I understand that people love Barry Allen. In fact, I cry every time I read Crisis on Infinite Earths because of Barry's death. Even so, to me, Wally West is the Flash. He's the Flash I grew up with and personally I like to see characters grow and change. In all fairness they've just put Wally on vacation - fine. Still, there's something to be said for allowing characters to actually die. Barry's death was tragic but it defined the kind of hero he was. Now he's alive and that makes his death mean less. In fact it's just one other reason to distrust every character death in mainstream comic books. It loses the point of the story of that death.
Atomic Robo #5 (Red 5 Comics)
This was a decent issue. Honestly I liked the first run of this book better than this story arc. I think that was mostly because this story arc got a bit too bogged down in explanations - like in this issue, the dialog about the mission Robo is going on. Even so, this is a fun book with awesome art work. I really enjoyed the span of action when Robo is missing his legs - very entertaining!
Farscape #1 (BOOM)
Thank you BOOM for making one of my favorite TV series into a comic book!!! Very well written and the art was nice. I always have a hard time adjusting to art that's meant to look like specific actors (Star Trek comics for example) but this was a good interpretation. I really liked how Aeryn's expressions were drawn. The writer's characterizations were very close to the mark. I'm really looking forward to the next issue :)
Hero by Perry Moore
This book was recommended to me by a coworker. Pretty much it's a coming of age superhero story. Overall Thom's story (the main character) and Thom's family's story is well done. My only major issue is with the thinly veiled mockery of heroes like Superman and Wonder Woman. Moore writes such great story for Thom and yet resorts to using parody's of easily recognizable superheroes as his cast and villains. I just feel that with such an obviously talented writer he could have been more creative. Even so, Thom's struggles to be accepted both as a hero and as himself makes for a compelling read. I really ended up rooting for him to be able to come out to his friends about being gay and the tension between him and his love interest was hard to endure. I wanted to shake them and tell them to get together already! The end is a little sappy, but I still liked it.

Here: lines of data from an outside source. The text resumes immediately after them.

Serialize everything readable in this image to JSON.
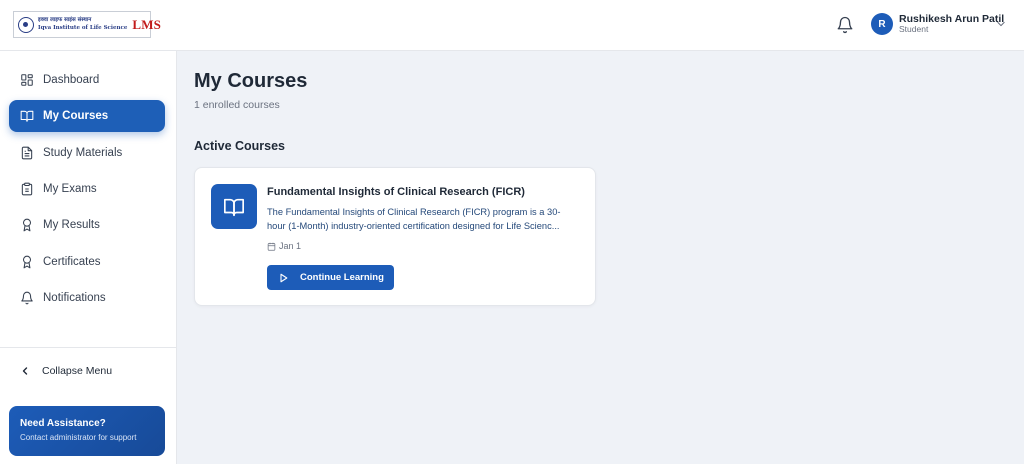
{
  "header": {
    "logo": {
      "line1": "इक्वा लाइफ साइंस संस्थान",
      "line2": "Iqva Institute of Life Science",
      "lms": "LMS"
    },
    "user": {
      "initial": "R",
      "name": "Rushikesh Arun Patil",
      "role": "Student"
    },
    "icons": [
      "bell-icon",
      "chevron-down-icon"
    ]
  },
  "sidebar": {
    "items": [
      {
        "label": "Dashboard",
        "icon": "dashboard-grid-icon",
        "active": false
      },
      {
        "label": "My Courses",
        "icon": "book-open-icon",
        "active": true
      },
      {
        "label": "Study Materials",
        "icon": "document-icon",
        "active": false
      },
      {
        "label": "My Exams",
        "icon": "clipboard-icon",
        "active": false
      },
      {
        "label": "My Results",
        "icon": "award-icon",
        "active": false
      },
      {
        "label": "Certificates",
        "icon": "certificate-icon",
        "active": false
      },
      {
        "label": "Notifications",
        "icon": "bell-icon",
        "active": false
      }
    ],
    "collapse_label": "Collapse Menu",
    "assist": {
      "title": "Need Assistance?",
      "subtitle": "Contact administrator for support"
    }
  },
  "main": {
    "title": "My Courses",
    "subtitle": "1 enrolled courses",
    "section_title": "Active Courses",
    "courses": [
      {
        "title": "Fundamental Insights of Clinical Research (FICR)",
        "description": "The Fundamental Insights of Clinical Research (FICR) program is a 30-hour (1-Month) industry-oriented certification designed for Life Scienc...",
        "date": "Jan 1",
        "button_label": "Continue Learning"
      }
    ]
  },
  "colors": {
    "primary": "#1d5cb8",
    "background": "#eff2f7",
    "brand_red": "#c21b1b"
  }
}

Aucassin and Nicolette
This is one of two surviving examples of a form of writing known as a chateaufable (prose with poetry inter-dispersed - a medieval musical!). It was written in French during the 12th century. Essentially it's the story of two lovers who aren't allowed to be together but in the end love conquers all. Cliché? Perhaps so... but for medieval literature I was very surprised by a few points. First of all Aucassin, the "hero" is a cry baby. Most of the narrative he's moping about lamenting his separation from his love. Nicolette on the other hand takes charge of her own destiny and it's through her design that she and Aucassin end up happily ever after. I found this to be interesting as most medieval literature I've read before always depicts women in the damsel in distress role. Seriously though, I'd highly recommend this to almost anyone - it's only a few pages long and is both fascinating and hilarious to delve into. If anyone's interested let me know and I'll get you the name of a good translation.